clock menu more-arrow no yes

Filed under:

When Cardi B, Utah and porn meet in a tweet

Rapper Cardi B attends the the Road to “Fast & Furious 9” Concert at Maurice A. Ferré Park on Friday, Jan. 31, 2020, in Miami, Fla.
Scott Roth/Invision/AP

The hip-hop artist Cardi B either just made a case for mandatory religion studies or why celebrities can be some of the least credible voices on cultural change. Probably both.

The dust-up on Twitter began with the Grammy award-winning rapper slamming Utah for “restricting porn and not regulating the disgusting things that happens in the FLDS,” adding, “that cult is disturbing.”

Given the replies, it’s clear people are confusing Utah’s predominant religion, The Church of Jesus Christ of Latter-day Saints, with a fundamentalist sect that has no tie to the church or its official doctrines. The FLDS group is a small and radical offshoot that has little influence in Utah, and its leader, Warren Jeffs, is serving a life sentence in prison for sexually abusing children. So yes, Cardi B is right to describe his actions as disturbing.

The Church of Jesus Christ does not claim “molesting children” to be part of its teachings, as Cardi B suggested, and its members do care about limiting the influence of pornography, as most religious people do. Porn demonstrably undermines the aims of a religious life by crippling family units, lowering a user’s self-worth and promoting a trade that fosters violence against women and frequently engages in sex trafficking. And this is where Cardi B’s influence falters.

The “restriction” she’s most likely referring to in her Twitter attack is HB72, a bill that Utah Gov. Spencer Cox signed into law that requires wireless devices sold within the state to automatically enable filters for “blocking material that is harmful to minors.” Adults, of course, have the freedom to turn off the filter.

The common sense of the measure can’t be spelled out more plainly. The average age of exposure to pornography varies from survey to survey, but the American Psychological Association pins it at 13 years old. The youngest participants in that study reported coming across pornography as early as age 5.

Young minds aren’t spared from the effects. Per Jennifer Johnson, a professor of sociology at the Virginia Commonwealth University, porn is strongly linked to shaping views about intimacy and sexual activity. It’s correlated with sexual violence, toxic attitudes of masculinity and degraded sexual health. The porn industry is rampant with sexually transmitted infections and abuse. It has strong ties to sex trafficking and child exploitation.

Pornhub, the foremost website for the sleaze, is estimated to be the fourth most popular website in the world after filtering for portals like Google and Facebook. It recently came under fire for profiting off videos of minors, sexual assaults and revenge porn.

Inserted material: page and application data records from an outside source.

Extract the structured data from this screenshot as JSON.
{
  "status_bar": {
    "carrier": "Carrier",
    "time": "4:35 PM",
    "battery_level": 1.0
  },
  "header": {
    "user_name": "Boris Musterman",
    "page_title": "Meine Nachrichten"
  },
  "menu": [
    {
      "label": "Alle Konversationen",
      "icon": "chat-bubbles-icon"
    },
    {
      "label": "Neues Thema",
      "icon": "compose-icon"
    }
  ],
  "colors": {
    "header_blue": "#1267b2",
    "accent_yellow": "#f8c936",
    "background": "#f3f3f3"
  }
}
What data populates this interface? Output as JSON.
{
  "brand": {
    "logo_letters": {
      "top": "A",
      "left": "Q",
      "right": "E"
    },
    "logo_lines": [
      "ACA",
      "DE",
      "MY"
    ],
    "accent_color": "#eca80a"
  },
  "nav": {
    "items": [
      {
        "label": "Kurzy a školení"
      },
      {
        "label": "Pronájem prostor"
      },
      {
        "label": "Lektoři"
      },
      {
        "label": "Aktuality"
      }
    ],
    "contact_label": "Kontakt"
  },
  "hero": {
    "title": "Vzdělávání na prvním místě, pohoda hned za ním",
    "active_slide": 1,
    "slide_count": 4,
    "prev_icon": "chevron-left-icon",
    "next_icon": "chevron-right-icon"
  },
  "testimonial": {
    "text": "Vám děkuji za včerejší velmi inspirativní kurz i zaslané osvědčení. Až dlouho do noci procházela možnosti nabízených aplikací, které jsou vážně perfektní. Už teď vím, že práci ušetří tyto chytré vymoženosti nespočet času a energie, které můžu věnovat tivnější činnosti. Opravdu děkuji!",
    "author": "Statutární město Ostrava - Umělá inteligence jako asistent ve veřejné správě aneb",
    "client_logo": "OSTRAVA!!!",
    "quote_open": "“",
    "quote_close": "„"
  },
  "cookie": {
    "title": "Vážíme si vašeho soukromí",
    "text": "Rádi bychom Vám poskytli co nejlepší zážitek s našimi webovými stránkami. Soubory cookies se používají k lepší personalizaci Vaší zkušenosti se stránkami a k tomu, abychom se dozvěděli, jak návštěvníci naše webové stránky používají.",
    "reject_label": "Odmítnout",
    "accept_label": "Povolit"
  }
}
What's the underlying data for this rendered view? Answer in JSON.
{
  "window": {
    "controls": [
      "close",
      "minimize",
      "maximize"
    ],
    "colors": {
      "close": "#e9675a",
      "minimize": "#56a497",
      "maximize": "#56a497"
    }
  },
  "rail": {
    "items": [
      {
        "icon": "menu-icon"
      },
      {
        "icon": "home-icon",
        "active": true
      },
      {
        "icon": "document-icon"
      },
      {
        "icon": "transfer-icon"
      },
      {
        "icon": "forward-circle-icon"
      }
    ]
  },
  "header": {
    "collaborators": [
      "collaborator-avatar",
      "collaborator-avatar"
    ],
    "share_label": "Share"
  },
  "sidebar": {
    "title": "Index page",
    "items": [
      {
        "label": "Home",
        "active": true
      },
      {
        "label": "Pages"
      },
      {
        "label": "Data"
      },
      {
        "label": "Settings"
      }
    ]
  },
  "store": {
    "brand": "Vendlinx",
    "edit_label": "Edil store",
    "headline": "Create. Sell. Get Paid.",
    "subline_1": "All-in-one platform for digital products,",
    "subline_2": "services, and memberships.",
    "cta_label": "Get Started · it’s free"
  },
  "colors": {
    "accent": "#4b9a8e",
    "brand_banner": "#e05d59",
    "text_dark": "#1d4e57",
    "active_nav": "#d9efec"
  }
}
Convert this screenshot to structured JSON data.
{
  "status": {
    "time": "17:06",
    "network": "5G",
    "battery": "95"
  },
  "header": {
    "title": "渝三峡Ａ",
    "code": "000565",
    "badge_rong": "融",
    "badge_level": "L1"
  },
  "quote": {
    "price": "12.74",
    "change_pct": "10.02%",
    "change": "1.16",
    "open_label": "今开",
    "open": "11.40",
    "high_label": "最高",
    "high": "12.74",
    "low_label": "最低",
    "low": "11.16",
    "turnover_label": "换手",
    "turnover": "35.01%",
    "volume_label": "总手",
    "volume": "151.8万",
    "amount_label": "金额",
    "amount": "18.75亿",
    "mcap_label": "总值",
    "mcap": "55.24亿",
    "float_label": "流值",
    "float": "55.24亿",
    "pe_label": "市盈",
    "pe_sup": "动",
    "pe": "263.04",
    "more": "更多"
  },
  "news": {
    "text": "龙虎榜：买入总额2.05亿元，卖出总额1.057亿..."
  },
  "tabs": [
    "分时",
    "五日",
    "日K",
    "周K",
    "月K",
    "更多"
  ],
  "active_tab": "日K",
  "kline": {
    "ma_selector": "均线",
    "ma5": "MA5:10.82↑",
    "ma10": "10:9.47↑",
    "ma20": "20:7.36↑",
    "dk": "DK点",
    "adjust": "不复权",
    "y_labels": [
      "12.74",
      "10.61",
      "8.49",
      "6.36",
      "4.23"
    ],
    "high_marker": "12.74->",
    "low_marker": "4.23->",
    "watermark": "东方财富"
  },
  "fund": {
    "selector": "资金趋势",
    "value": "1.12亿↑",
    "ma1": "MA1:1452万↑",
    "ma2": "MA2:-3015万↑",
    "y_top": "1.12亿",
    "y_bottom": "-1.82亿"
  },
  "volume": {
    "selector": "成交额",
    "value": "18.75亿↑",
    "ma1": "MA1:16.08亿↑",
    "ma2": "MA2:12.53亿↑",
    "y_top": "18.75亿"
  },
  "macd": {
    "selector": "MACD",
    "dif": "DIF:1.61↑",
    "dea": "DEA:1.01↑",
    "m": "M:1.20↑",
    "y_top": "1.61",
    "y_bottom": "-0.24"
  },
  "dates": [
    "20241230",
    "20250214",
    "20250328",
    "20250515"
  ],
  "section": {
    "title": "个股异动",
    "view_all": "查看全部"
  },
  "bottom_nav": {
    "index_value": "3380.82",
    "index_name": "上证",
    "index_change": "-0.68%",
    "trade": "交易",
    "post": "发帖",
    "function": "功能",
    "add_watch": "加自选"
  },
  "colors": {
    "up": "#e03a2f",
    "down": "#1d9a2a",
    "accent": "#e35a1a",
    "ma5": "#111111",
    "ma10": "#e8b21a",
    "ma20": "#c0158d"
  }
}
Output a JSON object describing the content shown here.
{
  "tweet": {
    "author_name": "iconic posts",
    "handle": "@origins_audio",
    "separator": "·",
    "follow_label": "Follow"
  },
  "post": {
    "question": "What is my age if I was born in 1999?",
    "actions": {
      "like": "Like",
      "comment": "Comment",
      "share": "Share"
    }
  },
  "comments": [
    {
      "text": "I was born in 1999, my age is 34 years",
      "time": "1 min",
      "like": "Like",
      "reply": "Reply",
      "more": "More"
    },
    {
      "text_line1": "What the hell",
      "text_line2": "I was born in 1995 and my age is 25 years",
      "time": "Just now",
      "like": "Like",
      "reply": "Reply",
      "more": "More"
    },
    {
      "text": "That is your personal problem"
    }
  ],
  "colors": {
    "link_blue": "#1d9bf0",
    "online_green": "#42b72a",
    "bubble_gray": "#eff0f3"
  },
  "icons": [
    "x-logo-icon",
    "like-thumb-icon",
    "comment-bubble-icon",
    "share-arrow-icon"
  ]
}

In short, it’s everywhere, and children are getting exposed to it at alarmingly young ages. Utah’s law, then, makes perfect sense, and it dovetails nicely with the state becoming the first in the nation to label pornography as a public health crisis in 2016. Consider the Utah law preventive care.

Utah’s lawmakers have given the state some credibility when it comes to limiting the scope of adult content. Cardi B, unfortunately, doesn’t have the same credentials.

Her music and videos flirt with content that would make even a “mature” audience blush. Her controversial song “WAP” made it to Billboard’s No. 1 last year while breaking streaming records along the way. At the Grammys two weeks ago she performed a rendition of the track that left entertainment types fawning and conservative commentators nonplussed at how network television could air the number.

To be clear, I’m not suggesting Cardi B’s work is on par with videos on Pornhub, but the fact that most of her 17.6 million Twitter followers probably support her in questioning why a backward state in the West would care about restricting porn consumption speaks to a larger cultural appetite for entertainment that openly mocks sanctity and denigrates the value of life.

I’ll give her a pass for confusing religions — as a member of The Church of Jesus Christ of Latter-day Saints, I’ve heard it all — but we shouldn’t be so quick to brush aside a culture that delights in offense and celebrates the salacious. Thankfully, maybe a few less children in Utah will accidentally bump into it.